Roland’s hands curled into fists. “I’m not the only one they spread rumors about. I’ve heard things about our family. Don’t you care?”
Jarret straightened up and thrust out his chin, an arrogant look flashing across his face. “I decide who I am. And I’ll tell the kids at school what to believe about me . . .” He snatched the pillow from behind him. “. . . and my family.” He whipped the pillow at Roland.
Roland flung his arm up and blocked his face with the sketchbook.
The pillow ricocheted off the book, slammed into an orb-shaped glass lamp on the sofa table, and landed on the floor.
Keefe jumped up from the coffee table and flung an arm out. He didn’t prevent the glass lamp from falling, but he changed the speed and trajectory so that it landed safely on its side on the carpet.
Roland glared at Jarret, suspecting he meant to break it and stir up trouble. “Well, I hate River Run High, and I don’t want to talk about me or our family. I wish we had our tutor back.”
“Not me.” Jarret picked up a carved, wooden elephant from the end table beside him. He glanced at Keefe. “Homeschooling was too much like work.”
Keefe shrugged. “Seems to take forever to get things done at River Run. And they’re teaching stuff we’ve already learned.”
“So.” Jarret tossed the elephant from one hand to the other. “It’s easy. Nothing wrong with that.”

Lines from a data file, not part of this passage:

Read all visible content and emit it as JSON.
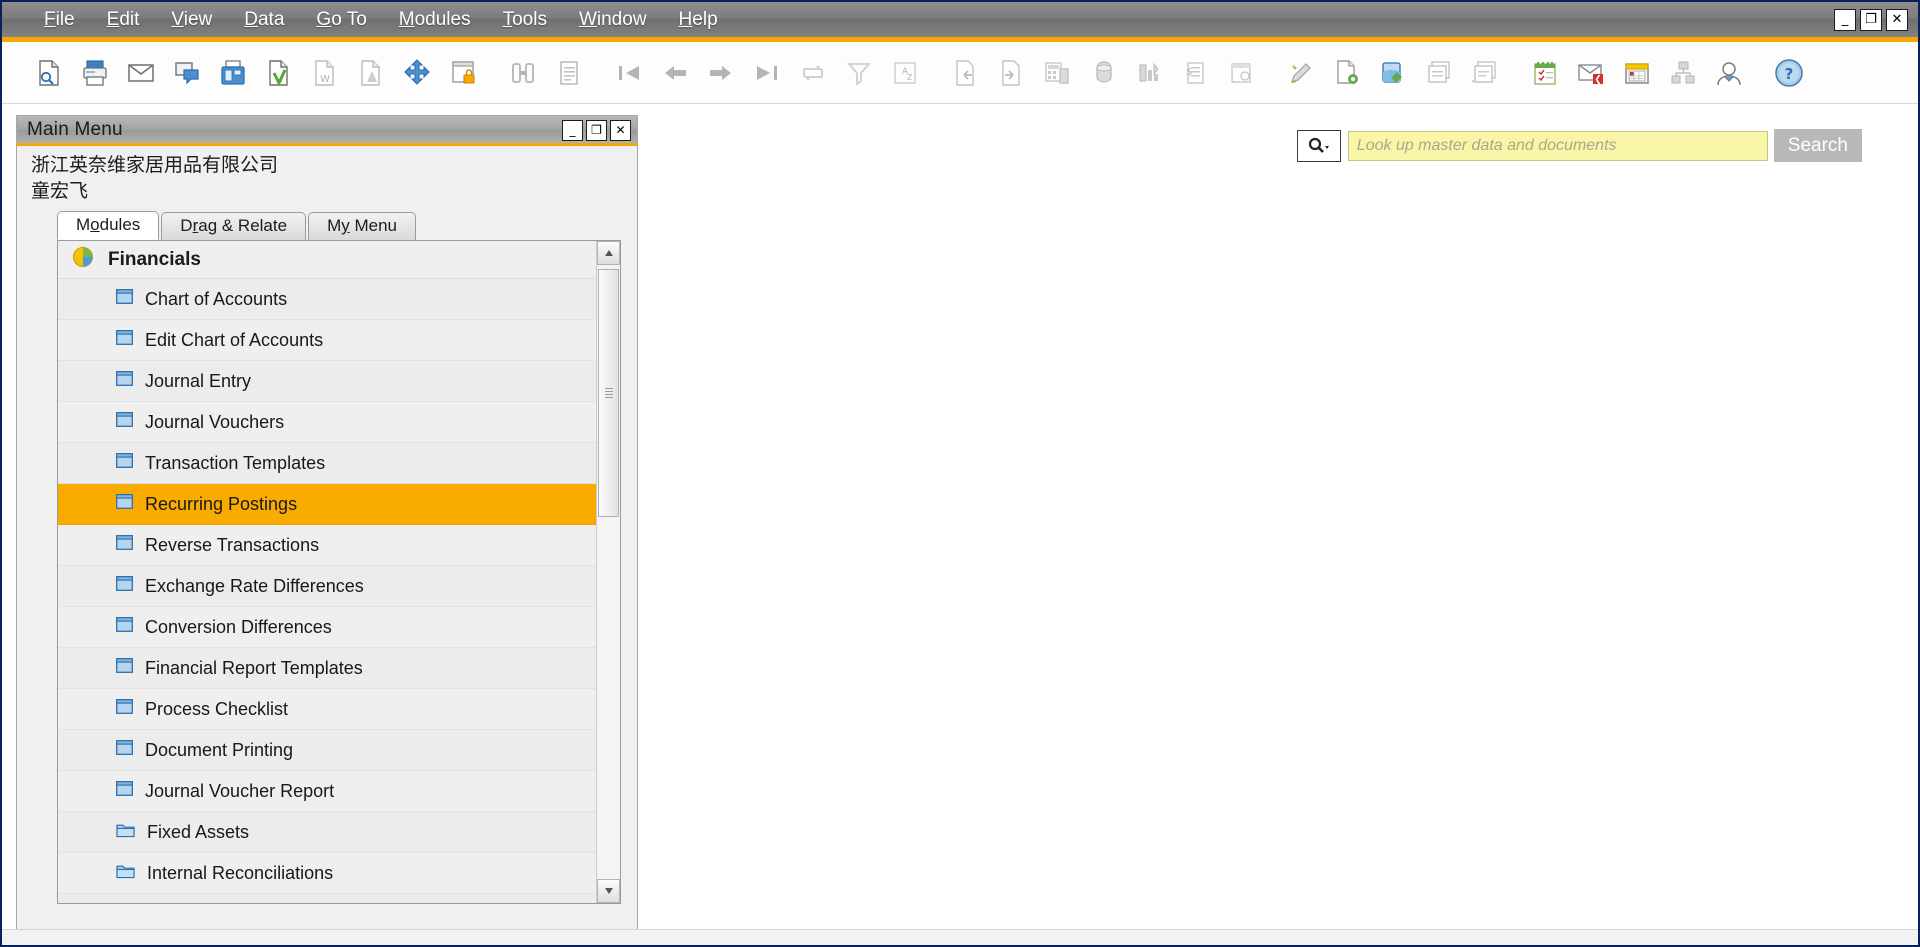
{
  "window": {
    "controls": {
      "minimize": "_",
      "restore": "❐",
      "close": "✕"
    }
  },
  "menubar": {
    "items": [
      {
        "name": "file",
        "pre": "F",
        "post": "ile"
      },
      {
        "name": "edit",
        "pre": "E",
        "post": "dit"
      },
      {
        "name": "view",
        "pre": "V",
        "post": "iew"
      },
      {
        "name": "data",
        "pre": "D",
        "post": "ata"
      },
      {
        "name": "goto",
        "pre": "G",
        "post": "o To"
      },
      {
        "name": "modules",
        "pre": "M",
        "post": "odules"
      },
      {
        "name": "tools",
        "pre": "T",
        "post": "ools"
      },
      {
        "name": "window",
        "pre": "W",
        "post": "indow"
      },
      {
        "name": "help",
        "pre": "H",
        "post": "elp"
      }
    ]
  },
  "toolbar": {
    "icons": [
      "preview-document-icon",
      "print-icon",
      "email-icon",
      "sms-icon",
      "fax-icon",
      "export-to-excel-icon",
      "export-to-word-icon",
      "export-to-pdf-icon",
      "launch-application-icon",
      "lock-screen-icon",
      "find-icon",
      "add-record-icon",
      "first-data-record-icon",
      "previous-data-record-icon",
      "next-data-record-icon",
      "last-data-record-icon",
      "refresh-icon",
      "filter-icon",
      "sort-icon",
      "previous-record-icon",
      "next-record-icon",
      "calculator-icon",
      "messages-icon",
      "gross-profit-icon",
      "item-availability-icon",
      "last-prices-icon",
      "user-defined-values-icon",
      "user-defined-fields-icon",
      "query-manager-icon",
      "query-print-layout-icon",
      "notes-icon",
      "notes-edit-icon",
      "activity-icon",
      "alerts-icon",
      "calendar-icon",
      "org-structure-icon",
      "user-profile-icon",
      "help-icon"
    ]
  },
  "search": {
    "placeholder": "Look up master data and documents",
    "value": "",
    "button_label": "Search",
    "dropdown_icon": "magnifier-dropdown-icon"
  },
  "main_menu": {
    "title": "Main Menu",
    "company": "浙江英奈维家居用品有限公司",
    "user": "童宏飞",
    "tabs": [
      {
        "name": "modules",
        "pre": "M",
        "mid": "o",
        "post": "dules",
        "active": true
      },
      {
        "name": "drag-and-relate",
        "pre": "D",
        "mid": "r",
        "post": "ag & Relate",
        "active": false
      },
      {
        "name": "my-menu",
        "pre": "M",
        "mid": "y",
        "post": " Menu",
        "active": false
      }
    ],
    "group": {
      "label": "Financials",
      "icon": "pie-chart-icon"
    },
    "items": [
      {
        "label": "Chart of Accounts",
        "icon": "window-icon",
        "selected": false
      },
      {
        "label": "Edit Chart of Accounts",
        "icon": "window-icon",
        "selected": false
      },
      {
        "label": "Journal Entry",
        "icon": "window-icon",
        "selected": false
      },
      {
        "label": "Journal Vouchers",
        "icon": "window-icon",
        "selected": false
      },
      {
        "label": "Transaction Templates",
        "icon": "window-icon",
        "selected": false
      },
      {
        "label": "Recurring Postings",
        "icon": "window-icon",
        "selected": true
      },
      {
        "label": "Reverse Transactions",
        "icon": "window-icon",
        "selected": false
      },
      {
        "label": "Exchange Rate Differences",
        "icon": "window-icon",
        "selected": false
      },
      {
        "label": "Conversion Differences",
        "icon": "window-icon",
        "selected": false
      },
      {
        "label": "Financial Report Templates",
        "icon": "window-icon",
        "selected": false
      },
      {
        "label": "Process Checklist",
        "icon": "window-icon",
        "selected": false
      },
      {
        "label": "Document Printing",
        "icon": "window-icon",
        "selected": false
      },
      {
        "label": "Journal Voucher Report",
        "icon": "window-icon",
        "selected": false
      },
      {
        "label": "Fixed Assets",
        "icon": "folder-icon",
        "selected": false
      },
      {
        "label": "Internal Reconciliations",
        "icon": "folder-icon",
        "selected": false
      }
    ],
    "controls": {
      "minimize": "_",
      "restore": "❐",
      "close": "✕"
    },
    "scrollbar": {
      "up": "▲",
      "down": "▼"
    }
  },
  "colors": {
    "accent": "#f5a800",
    "selection": "#f9ab00",
    "menubar": "#7d7d7d",
    "search_field": "#faf6a8"
  }
}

“I’d rather go on trips with Papa,” Roland said, revealing more of himself than he typically did to his brothers, “and take my school books with me. I mean, if Mr. Barsanti can’t tutor us anymore, I don’t really need him. I just need the course work.”
“You’re cracked.” Jarret whipped the elephant at Roland, apparently aiming for his head.
Sucking in a breath, Roland dropped his sketchbook and snatched the projectile from the air. The impact stung his hand. He huffed and stuffed the elephant between his thigh and the arm of the chair.
Jarret smirked at Keefe and whined, “I just need the course work.” His gaze slid back to Roland. “Papa don’t go nowhere fun. Just goes to dark, smelly caves and mud pits.”
“Well, I like it. There’s a lot to learn. And it’s interesting.”
“Archaeology is only interesting in the movies, not the way Papa does it. He makes it as boring as mucking out a stable.” Jarret leaned back, one arm falling over the armrest, one hand bumping the medieval pewter goblet on the end table.
“He still takes us on trips,” Keefe said, always trying to placate but without any force behind his words or actions. “We just go one at a time, now. You’ve got a trip coming up, don’t you, Roland?”
“Yeah. Next week. I’m counting the days.”
“You’re such a suck-up, or as Papa might say, a bootlicker. You’ve always been one, first with Mama, now with Papa.” Jarret lifted the goblet and peered inside it. “I might’ve had fun on those trips when I was, like, four, but I’m too old for that crap. Borrrring. You can take my turn. I’ll take River Run High.”
Papa’s cowboy boots scuffed in the hallway on the opposite side of the double doors, a faint sound that made each of them shut his mouth.
Jarret’s gaze swiveled to the double doors and back to Roland. “Stop being a mute and make some friends.” He jumped up, tossed the goblet to Roland, and motioned for Keefe to follow.
“What’s up?” Keefe said, his voice low.
“Papa told us to help Mr. Digby in the stables, remember? I ain’t doing that.”
The two of them scooted down the hallway in the opposite direction and disappeared around the corner. The hallway wrapped around the house. They would probably go back upstairs and play video games until forced to do otherwise.
“There you are.” Papa clomped into the family room and stopped behind the couch. His gaze dropped to the lamp on the floor then bounced to the pillow—also on the floor—the elephant next to Roland and the goblet in his hand. Papa’s eyes narrowed. “We need to have a talk.”
“I . . . but I . . .”
“My study. Now"